Oil’s losses deepened, with thin liquidity exacerbating sharp swings, as China’s mounting death toll overshadowed the country’s resolve to boost its economy and US manufacturing data disappointed this morning.
“The disconnect between how forward-looking assets like energy equities anticipated a China recovery does not translate to immediate crude strength as there is a lot near-term risk to demand before we see recovery take hold,” said Rebecca Babin, a senior energy trader at CIBC Private Wealth Management.
With winter storm impacts likely hitting as well as holiday disruptions, this last week’s inventory data is perhaps more noise than signal.
Crude stocks rose for the second straight week…
WTI hovered just above $73 ahead of the API data and did not change on the print.
Deepening contango in front-month oil spreads reflects the dour near-term view…

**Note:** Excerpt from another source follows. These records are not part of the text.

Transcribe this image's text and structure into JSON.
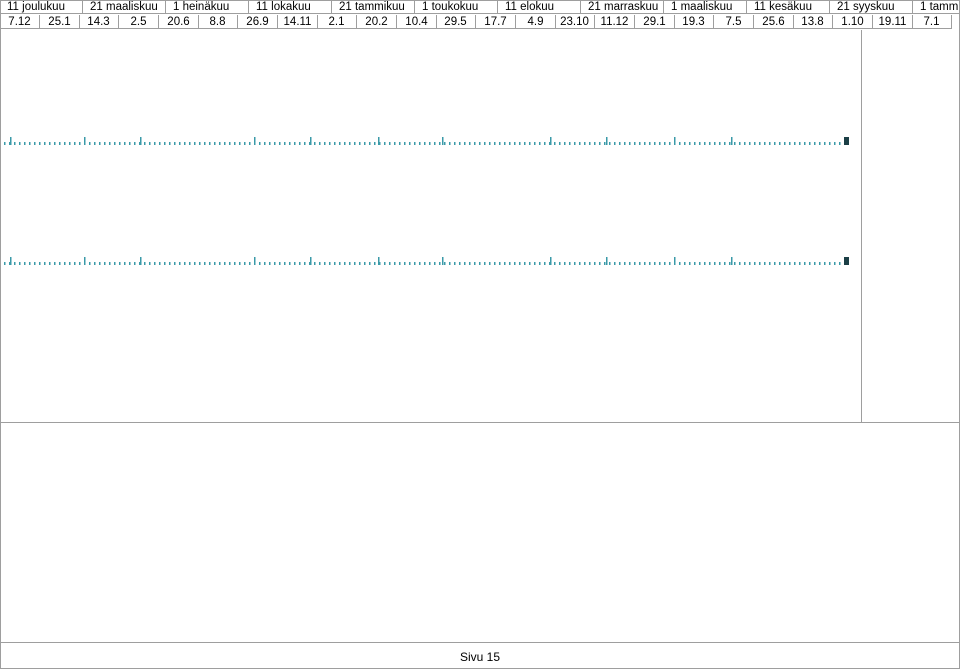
{
  "timeline": {
    "months": [
      "11 joulukuu",
      "21 maaliskuu",
      "1 heinäkuu",
      "11 lokakuu",
      "21 tammikuu",
      "1 toukokuu",
      "11 elokuu",
      "21 marraskuu",
      "1 maaliskuu",
      "11 kesäkuu",
      "21 syyskuu",
      "1 tammik"
    ],
    "dates": [
      "7.12",
      "25.1",
      "14.3",
      "2.5",
      "20.6",
      "8.8",
      "26.9",
      "14.11",
      "2.1",
      "20.2",
      "10.4",
      "29.5",
      "17.7",
      "4.9",
      "23.10",
      "11.12",
      "29.1",
      "19.3",
      "7.5",
      "25.6",
      "13.8",
      "1.10",
      "19.11",
      "7.1"
    ],
    "tick_color": "#3a9aa8",
    "end_marker_color": "#1c3f46"
  },
  "footer": {
    "page_label": "Sivu 15"
  }
}
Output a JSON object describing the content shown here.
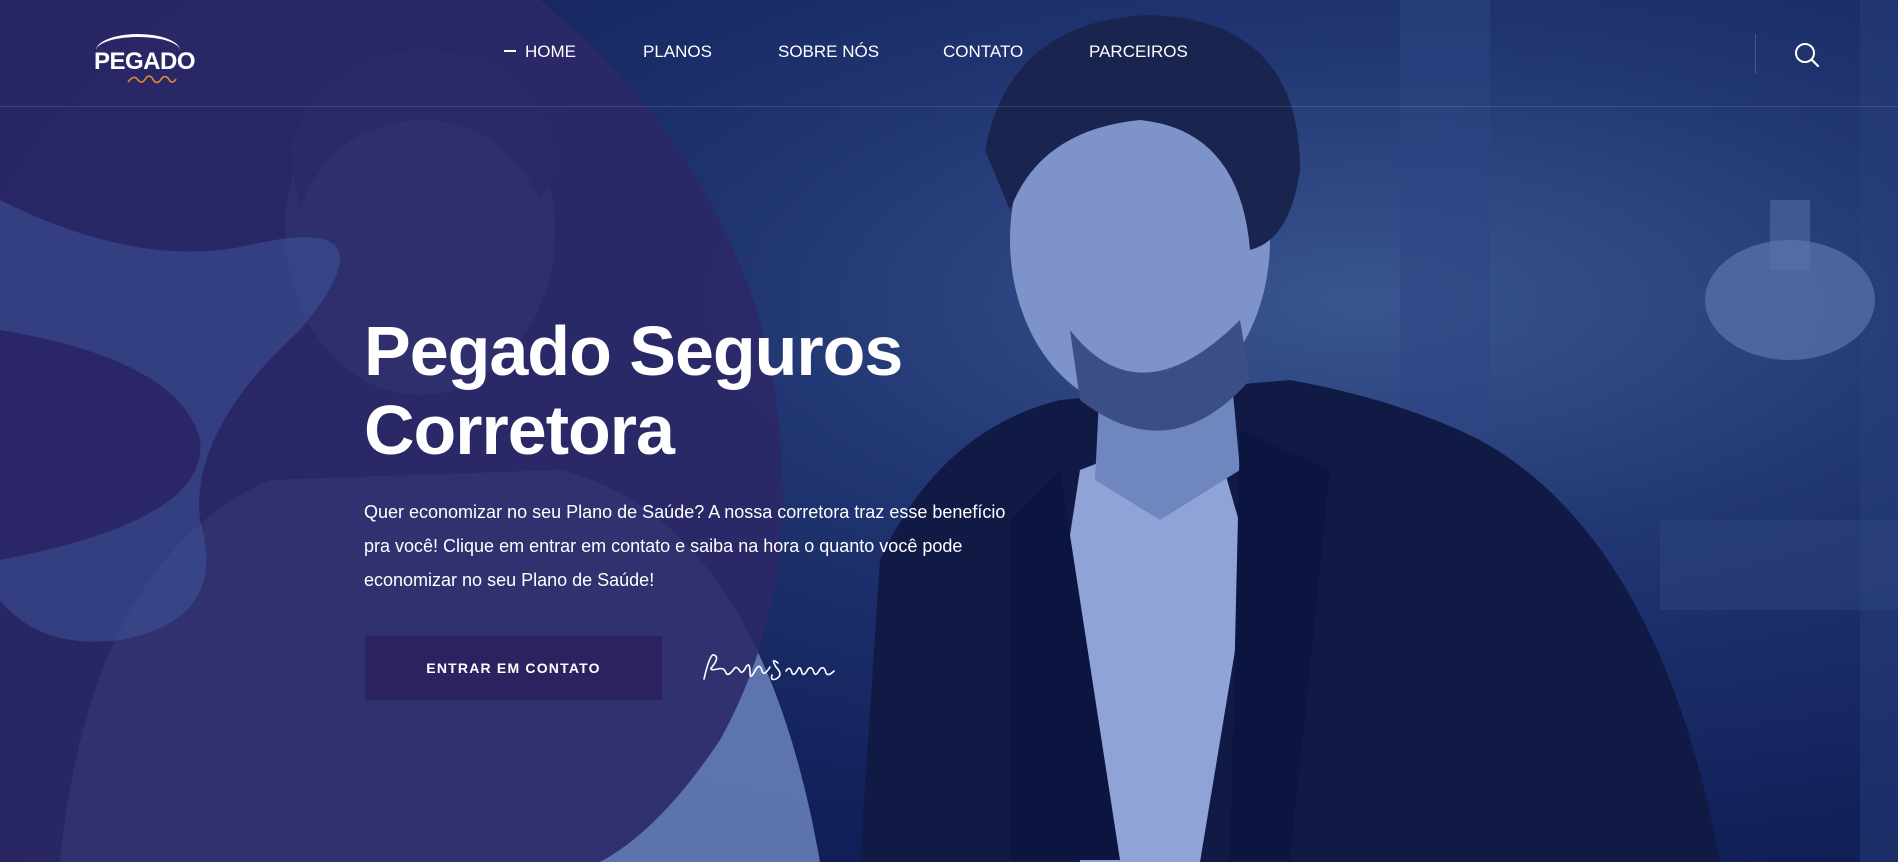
{
  "brand": {
    "logo_text": "PEGADO",
    "logo_script": "Seguros"
  },
  "nav": {
    "items": [
      {
        "label": "HOME",
        "active": true
      },
      {
        "label": "PLANOS",
        "active": false
      },
      {
        "label": "SOBRE NÓS",
        "active": false
      },
      {
        "label": "CONTATO",
        "active": false
      },
      {
        "label": "PARCEIROS",
        "active": false
      }
    ],
    "search_icon": "search-icon"
  },
  "hero": {
    "title_line1": "Pegado Seguros",
    "title_line2": "Corretora",
    "description": "Quer economizar no seu Plano de Saúde? A nossa corretora traz esse benefício pra você! Clique em entrar em contato e saiba na hora o quanto você pode economizar no seu Plano de Saúde!",
    "cta_label": "ENTRAR EM CONTATO",
    "signature_text": "Pegado Seguros"
  },
  "colors": {
    "overlay_navy": "#0f1b4d",
    "shape_purple": "#2a2563",
    "cta_bg": "#2a2360",
    "logo_accent": "#e08a3c",
    "text": "#ffffff"
  }
}
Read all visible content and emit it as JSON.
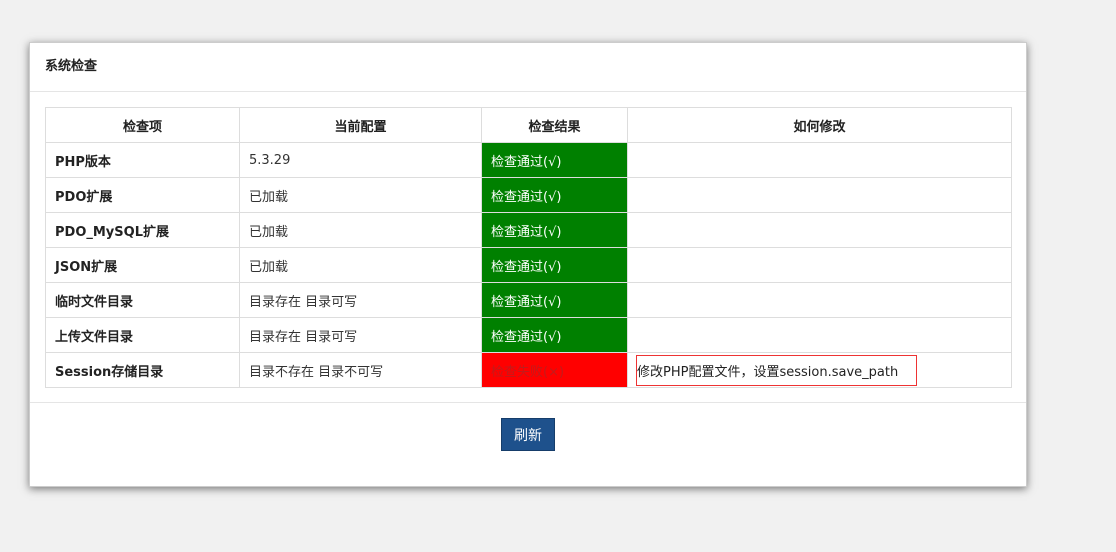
{
  "title": "系统检查",
  "headers": [
    "检查项",
    "当前配置",
    "检查结果",
    "如何修改"
  ],
  "rows": [
    {
      "item": "PHP版本",
      "config": "5.3.29",
      "result": "检查通过(√)",
      "status": "ok",
      "fix": ""
    },
    {
      "item": "PDO扩展",
      "config": "已加载",
      "result": "检查通过(√)",
      "status": "ok",
      "fix": ""
    },
    {
      "item": "PDO_MySQL扩展",
      "config": "已加载",
      "result": "检查通过(√)",
      "status": "ok",
      "fix": ""
    },
    {
      "item": "JSON扩展",
      "config": "已加载",
      "result": "检查通过(√)",
      "status": "ok",
      "fix": ""
    },
    {
      "item": "临时文件目录",
      "config": "目录存在 目录可写",
      "result": "检查通过(√)",
      "status": "ok",
      "fix": ""
    },
    {
      "item": "上传文件目录",
      "config": "目录存在 目录可写",
      "result": "检查通过(√)",
      "status": "ok",
      "fix": ""
    },
    {
      "item": "Session存储目录",
      "config": "目录不存在 目录不可写",
      "result": "检查失败(×)",
      "status": "fail",
      "fix": "修改PHP配置文件，设置session.save_path"
    }
  ],
  "refresh_label": "刷新",
  "colors": {
    "pass": "#008000",
    "fail": "#ff0000",
    "button": "#1e518c"
  }
}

Finally, we note that Saudi Arabia kept oil exports steady last month as it continued to implement an OPEC+ agreement aimed at stabilizing world crude markets, according to an official from the kingdom.